Summertime fishing can be a time of plenty or an exercise in frustration, depending on what you are fishing for and when, where and how you do it. Bass, of course, are the game fish that are the most synonymous with the hot and sometimes humid days of summer. Both largemouths and smallmouths do fine in the tepid water temperatures so typical of this time of year, but during the summer, bigger bass tend to be easier to catch during the low-light periods of dusk or dawn or after dark. And for bass anglers, those are also the most pleasant times to be on the water, especially during the heat wave we have experienced in recent weeks.
That doesn't mean, however, that you can't catch bass during the day in the summer; you just have to make some adjustments in strategy and tactics. I personally believe that bass do a lot more feeding during the day in the summer than most anglers are willing to give them credit for. Just because they aren't eating what we might be throwing at them doesn't mean they aren't eating.
Here in the northern latitudes, the metabolism of bass peaks in the warm water of summer. During those few months is when bass will consume more food and pack on more weight than the rest of the year combined. And practically every form of prey a bass will feed on is also most abundant and available right now as well. This combination of circumstance is undoubtedly what has earned the bass one of its more appropriate nicknames, "the mouth that swims."

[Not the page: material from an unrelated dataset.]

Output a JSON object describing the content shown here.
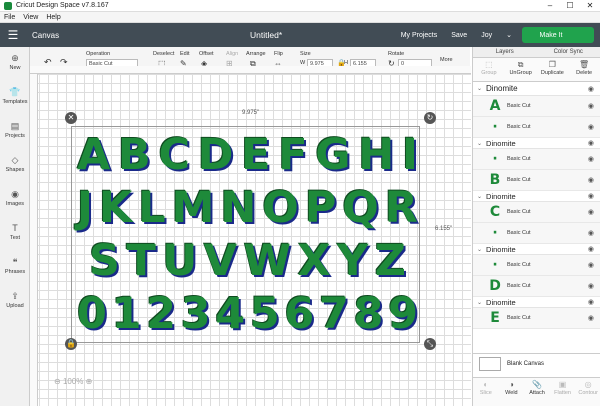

Because nature provides bass with a veritable bounty of food sources in the summer, these highly effective predators don't have to work too hard to make living right now. That is why so-called finesse fishing can be the most successful approach. To catch bass during the day, think: subtle, slower and smaller.
The fish seem to know instinctively now that it is not necessary to chase their food all over the lake, but rather to wait and ambush prey. In simplest terms, the fish are conditioned to wait for an easy meal, so give them what they are looking for. Choose lures that can be fished slowly and precisely around the cover or structure where bass are likely to be hanging out. Soft-plastic baits such as worms, tubes and lizards are all excellent choices for such work.
Downsizing your lures can also increase fishing success in the summer. Instead of six- or seven-inch worms or lizards, go with four-inch versions of those baits. Some manufacturers also so-called teaser tubes that measure about 2 3/4-inch long are slightly smaller than the conventional 3 1/2-inch tubes.
For years, my favorite summertime crankbait has been the Cotton Cordell Big O in the 1/4-ounce size. This shallow-running lure is about 2 inches long. When I need a smaller crankbait that dives a little deeper than the Big O, I now go with the Strike King Bleeding Bait in the size they call a Mini 3. Two years ago I found another diminutive crankbait from Bass Pro Shops called the Micro Light. It is just 1 3/8 inches long and weighs just 1/6 ounce, but this tiny lure can be magic at times, especially for river smallmouths in low, clear, water.
It might seem more logical that the bass would prefer a bigger meal at this time of year when they are chowing down the heaviest. For sure, there are times when a bass will successfully attack and eat almost anything it can swallow. But I think there are several reasons why summer bass can be easy to tempt with smaller offerings.
The water in many lakes tends to be clear in the summer, giving bass a better look than usual at any lure they see. A bigger lure will be even easier to see, and possibly easier to detect as a fake and something to be avoided, especially on those waters that see a lot of fishing pressure. The young of the year minnows, frogs and other aquatic critters that bass eat are often still not full grown by midsummer, so the bass are seeing a lot of smaller prey. Therefore, using smaller lures matches the size of more natural foods this time of year.
Of course, there will be those days that the bass will ignore even the best summer tactics and lures we can present them. That's when a session of still-fishing for catfish or carp might be in order. Prop up a couple of rods on some forked sticks, settle back in a folding chair with your favorite cold beverage, and let the fish do the work.